The next morning I wet a washcloth and folded it into a thick wad. I put one end of the circular cord in the middle of the wad with the bamboo part sticking out. I placed the iron on top of the washcloth wad, then grabbed the bamboo end and slowly pulled the cord through while holding the iron on top. It worked great! In no time the cord was straight and my fingers weren’t burnt. I was so excited I immediately ironed all the rest my circulars. I’m really amazed how easy this was, and how fast. It has solved all my kinking problems. And if the circulars revert back to kinkiness from being rolled up in my knitting bag, I just iron them again, ha!

It may seem like a small thing, but I was so happy to figure this out that I acted just like this little guy ==> :woot:


[COLOR=blue]This is a great idea! Thanks for the tip.[/COLOR]
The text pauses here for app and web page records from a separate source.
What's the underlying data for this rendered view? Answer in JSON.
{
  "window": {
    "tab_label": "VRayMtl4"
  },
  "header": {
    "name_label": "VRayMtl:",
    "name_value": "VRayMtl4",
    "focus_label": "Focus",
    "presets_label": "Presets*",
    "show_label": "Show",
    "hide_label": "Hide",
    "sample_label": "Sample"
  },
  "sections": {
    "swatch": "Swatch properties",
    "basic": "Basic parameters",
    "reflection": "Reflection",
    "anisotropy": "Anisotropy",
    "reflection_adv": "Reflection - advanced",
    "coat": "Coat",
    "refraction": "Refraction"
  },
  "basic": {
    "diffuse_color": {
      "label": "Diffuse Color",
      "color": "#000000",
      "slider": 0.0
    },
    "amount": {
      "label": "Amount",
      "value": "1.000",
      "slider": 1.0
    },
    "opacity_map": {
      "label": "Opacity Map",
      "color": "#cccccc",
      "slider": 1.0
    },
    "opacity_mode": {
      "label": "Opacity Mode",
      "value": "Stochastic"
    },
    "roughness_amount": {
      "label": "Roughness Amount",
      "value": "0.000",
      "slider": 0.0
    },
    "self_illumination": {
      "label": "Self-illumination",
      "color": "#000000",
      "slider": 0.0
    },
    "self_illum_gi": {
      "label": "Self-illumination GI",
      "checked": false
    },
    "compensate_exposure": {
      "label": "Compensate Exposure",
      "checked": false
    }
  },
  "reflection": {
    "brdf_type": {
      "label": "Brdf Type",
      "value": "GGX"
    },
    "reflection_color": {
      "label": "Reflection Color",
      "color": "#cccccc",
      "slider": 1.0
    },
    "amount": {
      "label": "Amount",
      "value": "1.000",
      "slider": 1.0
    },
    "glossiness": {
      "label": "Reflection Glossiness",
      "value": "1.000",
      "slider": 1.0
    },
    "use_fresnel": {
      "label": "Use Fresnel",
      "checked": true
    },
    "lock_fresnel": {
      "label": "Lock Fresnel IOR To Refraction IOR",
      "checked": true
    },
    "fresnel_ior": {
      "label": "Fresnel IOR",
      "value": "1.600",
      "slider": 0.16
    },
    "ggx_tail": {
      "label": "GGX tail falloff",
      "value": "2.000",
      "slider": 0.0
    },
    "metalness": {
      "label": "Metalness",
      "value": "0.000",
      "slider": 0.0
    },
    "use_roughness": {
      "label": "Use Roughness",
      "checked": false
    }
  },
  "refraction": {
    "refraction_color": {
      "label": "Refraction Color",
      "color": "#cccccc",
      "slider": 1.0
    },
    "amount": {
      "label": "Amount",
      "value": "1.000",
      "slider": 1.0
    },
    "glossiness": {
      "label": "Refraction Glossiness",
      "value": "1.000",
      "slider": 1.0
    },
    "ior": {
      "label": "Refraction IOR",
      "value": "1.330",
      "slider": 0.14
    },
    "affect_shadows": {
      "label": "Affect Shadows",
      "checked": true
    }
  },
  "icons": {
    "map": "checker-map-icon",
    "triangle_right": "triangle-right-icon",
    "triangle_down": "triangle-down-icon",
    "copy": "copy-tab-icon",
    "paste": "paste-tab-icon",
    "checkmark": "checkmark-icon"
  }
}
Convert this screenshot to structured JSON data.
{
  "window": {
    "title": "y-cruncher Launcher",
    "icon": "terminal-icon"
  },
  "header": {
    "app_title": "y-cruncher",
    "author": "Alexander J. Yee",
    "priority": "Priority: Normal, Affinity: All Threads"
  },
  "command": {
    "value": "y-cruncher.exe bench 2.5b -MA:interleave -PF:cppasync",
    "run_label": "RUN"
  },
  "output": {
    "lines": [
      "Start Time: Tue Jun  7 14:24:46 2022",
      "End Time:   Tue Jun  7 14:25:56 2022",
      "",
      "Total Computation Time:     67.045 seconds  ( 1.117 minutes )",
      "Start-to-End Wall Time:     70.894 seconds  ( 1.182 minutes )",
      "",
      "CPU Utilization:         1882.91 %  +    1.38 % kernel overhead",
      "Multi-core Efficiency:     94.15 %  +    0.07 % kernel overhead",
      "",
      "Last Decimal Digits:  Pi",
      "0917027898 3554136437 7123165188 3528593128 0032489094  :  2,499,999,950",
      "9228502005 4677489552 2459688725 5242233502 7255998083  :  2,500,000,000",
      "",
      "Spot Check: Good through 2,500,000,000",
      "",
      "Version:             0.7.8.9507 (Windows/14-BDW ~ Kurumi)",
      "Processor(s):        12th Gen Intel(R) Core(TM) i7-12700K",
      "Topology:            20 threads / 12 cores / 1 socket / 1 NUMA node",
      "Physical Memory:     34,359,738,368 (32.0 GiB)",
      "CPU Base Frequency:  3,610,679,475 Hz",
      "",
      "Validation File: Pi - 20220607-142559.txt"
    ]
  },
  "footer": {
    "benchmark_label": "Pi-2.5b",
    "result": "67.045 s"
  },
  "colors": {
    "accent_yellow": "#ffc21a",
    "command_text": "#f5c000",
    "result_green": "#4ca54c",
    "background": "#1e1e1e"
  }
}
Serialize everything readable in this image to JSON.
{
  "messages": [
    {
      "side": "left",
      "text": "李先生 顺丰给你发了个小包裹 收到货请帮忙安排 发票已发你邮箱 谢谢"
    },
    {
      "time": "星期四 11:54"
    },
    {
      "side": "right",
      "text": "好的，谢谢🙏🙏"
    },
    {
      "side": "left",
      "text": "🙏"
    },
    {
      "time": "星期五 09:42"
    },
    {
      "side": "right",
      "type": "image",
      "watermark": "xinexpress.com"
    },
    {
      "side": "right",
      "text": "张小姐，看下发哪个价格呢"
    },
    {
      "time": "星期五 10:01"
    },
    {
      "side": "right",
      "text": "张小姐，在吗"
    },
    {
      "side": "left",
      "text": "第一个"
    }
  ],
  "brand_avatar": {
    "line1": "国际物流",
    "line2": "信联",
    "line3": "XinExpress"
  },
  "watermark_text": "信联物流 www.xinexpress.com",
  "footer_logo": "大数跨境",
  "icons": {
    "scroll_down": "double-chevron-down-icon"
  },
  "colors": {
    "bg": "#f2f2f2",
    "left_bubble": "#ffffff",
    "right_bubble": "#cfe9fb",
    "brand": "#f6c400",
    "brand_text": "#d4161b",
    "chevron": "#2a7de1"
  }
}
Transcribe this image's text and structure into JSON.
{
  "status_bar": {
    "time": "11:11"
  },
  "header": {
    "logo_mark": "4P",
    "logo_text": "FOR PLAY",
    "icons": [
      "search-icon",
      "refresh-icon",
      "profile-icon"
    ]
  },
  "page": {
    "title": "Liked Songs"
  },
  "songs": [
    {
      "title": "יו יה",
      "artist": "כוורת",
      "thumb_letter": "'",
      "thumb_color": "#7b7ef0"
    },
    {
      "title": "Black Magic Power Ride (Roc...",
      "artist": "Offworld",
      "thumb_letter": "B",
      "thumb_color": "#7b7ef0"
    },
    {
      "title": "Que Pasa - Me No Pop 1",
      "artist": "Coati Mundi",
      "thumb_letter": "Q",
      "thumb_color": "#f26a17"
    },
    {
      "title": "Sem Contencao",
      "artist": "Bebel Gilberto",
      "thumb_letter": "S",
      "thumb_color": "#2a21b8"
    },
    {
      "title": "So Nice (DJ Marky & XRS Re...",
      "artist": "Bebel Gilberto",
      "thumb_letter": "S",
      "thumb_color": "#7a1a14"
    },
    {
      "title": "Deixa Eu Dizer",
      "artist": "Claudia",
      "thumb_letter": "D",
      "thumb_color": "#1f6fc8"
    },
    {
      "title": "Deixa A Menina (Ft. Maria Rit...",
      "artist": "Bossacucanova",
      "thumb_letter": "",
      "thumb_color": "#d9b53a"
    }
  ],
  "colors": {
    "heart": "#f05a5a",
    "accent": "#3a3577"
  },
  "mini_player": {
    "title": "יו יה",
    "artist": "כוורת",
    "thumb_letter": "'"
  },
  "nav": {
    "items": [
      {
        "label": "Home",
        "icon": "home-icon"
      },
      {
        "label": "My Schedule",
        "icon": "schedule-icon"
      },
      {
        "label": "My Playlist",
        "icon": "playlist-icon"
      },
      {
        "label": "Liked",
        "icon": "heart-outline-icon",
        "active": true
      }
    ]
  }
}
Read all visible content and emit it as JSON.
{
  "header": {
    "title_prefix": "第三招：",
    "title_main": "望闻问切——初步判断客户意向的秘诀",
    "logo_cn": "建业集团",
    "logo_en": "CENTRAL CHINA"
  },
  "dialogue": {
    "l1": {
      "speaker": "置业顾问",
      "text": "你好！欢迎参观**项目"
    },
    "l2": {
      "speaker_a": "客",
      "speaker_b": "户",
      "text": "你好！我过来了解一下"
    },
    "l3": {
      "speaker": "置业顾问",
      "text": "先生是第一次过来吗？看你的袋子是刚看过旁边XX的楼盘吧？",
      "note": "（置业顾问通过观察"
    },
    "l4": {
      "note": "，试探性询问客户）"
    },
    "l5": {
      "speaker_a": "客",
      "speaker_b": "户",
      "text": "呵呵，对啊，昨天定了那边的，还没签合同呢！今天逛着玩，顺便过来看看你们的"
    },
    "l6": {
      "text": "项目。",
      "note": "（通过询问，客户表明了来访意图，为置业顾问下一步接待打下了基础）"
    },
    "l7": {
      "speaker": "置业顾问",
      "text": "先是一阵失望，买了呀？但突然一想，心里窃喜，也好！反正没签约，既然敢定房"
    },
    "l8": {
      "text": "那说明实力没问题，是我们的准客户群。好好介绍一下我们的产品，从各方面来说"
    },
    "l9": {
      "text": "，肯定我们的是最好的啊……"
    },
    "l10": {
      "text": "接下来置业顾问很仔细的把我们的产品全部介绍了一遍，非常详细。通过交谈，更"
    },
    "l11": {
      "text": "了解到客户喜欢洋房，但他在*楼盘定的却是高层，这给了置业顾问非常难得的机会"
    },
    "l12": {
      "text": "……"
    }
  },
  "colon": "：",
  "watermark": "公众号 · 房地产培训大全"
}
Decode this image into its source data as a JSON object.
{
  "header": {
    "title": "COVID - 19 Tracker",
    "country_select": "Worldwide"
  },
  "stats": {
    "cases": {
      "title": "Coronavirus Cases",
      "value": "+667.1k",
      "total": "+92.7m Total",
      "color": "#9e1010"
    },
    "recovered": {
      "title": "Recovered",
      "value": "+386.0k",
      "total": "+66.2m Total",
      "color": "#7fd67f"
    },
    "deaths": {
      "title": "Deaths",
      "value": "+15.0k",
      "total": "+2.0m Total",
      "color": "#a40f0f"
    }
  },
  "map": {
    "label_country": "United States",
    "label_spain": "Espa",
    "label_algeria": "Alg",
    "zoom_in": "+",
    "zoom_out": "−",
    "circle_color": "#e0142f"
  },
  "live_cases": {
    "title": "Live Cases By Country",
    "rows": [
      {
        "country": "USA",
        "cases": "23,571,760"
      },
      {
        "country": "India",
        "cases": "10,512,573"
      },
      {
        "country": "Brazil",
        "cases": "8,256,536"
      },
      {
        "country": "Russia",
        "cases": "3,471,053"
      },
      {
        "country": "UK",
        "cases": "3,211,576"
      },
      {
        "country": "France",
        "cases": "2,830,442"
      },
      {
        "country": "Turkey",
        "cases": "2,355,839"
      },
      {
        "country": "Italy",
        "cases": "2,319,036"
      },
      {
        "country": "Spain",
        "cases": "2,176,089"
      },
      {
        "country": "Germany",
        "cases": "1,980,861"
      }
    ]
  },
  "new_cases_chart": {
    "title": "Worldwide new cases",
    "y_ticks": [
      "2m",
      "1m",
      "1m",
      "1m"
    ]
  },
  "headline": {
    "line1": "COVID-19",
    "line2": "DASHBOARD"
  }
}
There is another quick way to loosen up the cord on circular needles. I just use a blow dryer on the high setting. I put the circular needles on the bathroom counter, and blow the hair dryer very close to the cord. It unkinks itself as you blow it…you don’t even have to stretch it out…it just slowly unfolds.

I usually pick up the needle and give it a good stretch anyway when I turn off the hair dryer. It works very well for me.


When I have more than one pattern in an afghan such as I do now for 2 blankets, I use index cards for each pattern. I write one row on each card. Makes it easier to pick it up the next time.

I use markers between each pattern. This way if there’s a problem with the pattern, I know it at the end of the pattern and not the end of the row.



One of the best tips I have…(I did a happy dance when I came up with this, and continue to do a mental happy dance as it just takes too long to do the actual dance while knitting). Put the yarn you are working with in a plastic grocery bag(or bag with handles), and if or when it twists up…either on itself, or if you are working with two strands and they twist around each other, take the project you are working on, and hold it up with one hand, take the bag in the other with your pointer finger holding the bag lower to the ground, and twirl the bag around and around. I twirl the bag clockwise as that is how the yarn untwists for me when knitting with double strands. The yarn strand(s) will wind around the top of the bag…just under your finger. When it winds up to the point you don’t have any more room to wind or you feel its been enough spins, drop the bag, and gently pull up on the yarn strand and it will come off the bag top, and it should be untwisted. Repeat as needed. I hope this helps, and I hope there will be a lot of happy dances out there!


This is great, I do it too. Especially helpful when working with 2 strands so they don’t constantly twirl around each other.


I just did that, but after a few tries I realized I needed to spin it counter clockwise. :think:

I use a canvas bag, and I’m planning to try some modifications on it.

  1. Put an oval piece of wood in the bottom as a base so it will stand up.

  2. Run a seam down the middle from top to bottom to divide it into two “tubes.” I can then put one skein up in each side.


I am a very tight knitter and when working stockinette in the round I have trouble sliding the stitches on the left needle. I have found that just using a tip one size smaller on the left needle makes it easier to keep things moving, and it doesn’t affect my gauge since the right hand needle forms the stitches.

On the other hand, when working stockinette back and forth, my gauge with purling is looser, so if I am having a big discrepancy, I will put different sized tips on my needles in order to use a larger one for the knit side and a smaller one for the purl side. I guess these only work with interchangeables - love my Options!

I am trying to tighten up my purl stitches to match, but with some yarns the difference is more obvious. Also, when I get tired or stop actively thinking about it, the purl stitches get looser again.

PS - Jack did you go to NCSU? I went to vet school there (Carolina for undergrad)! :slight_smile: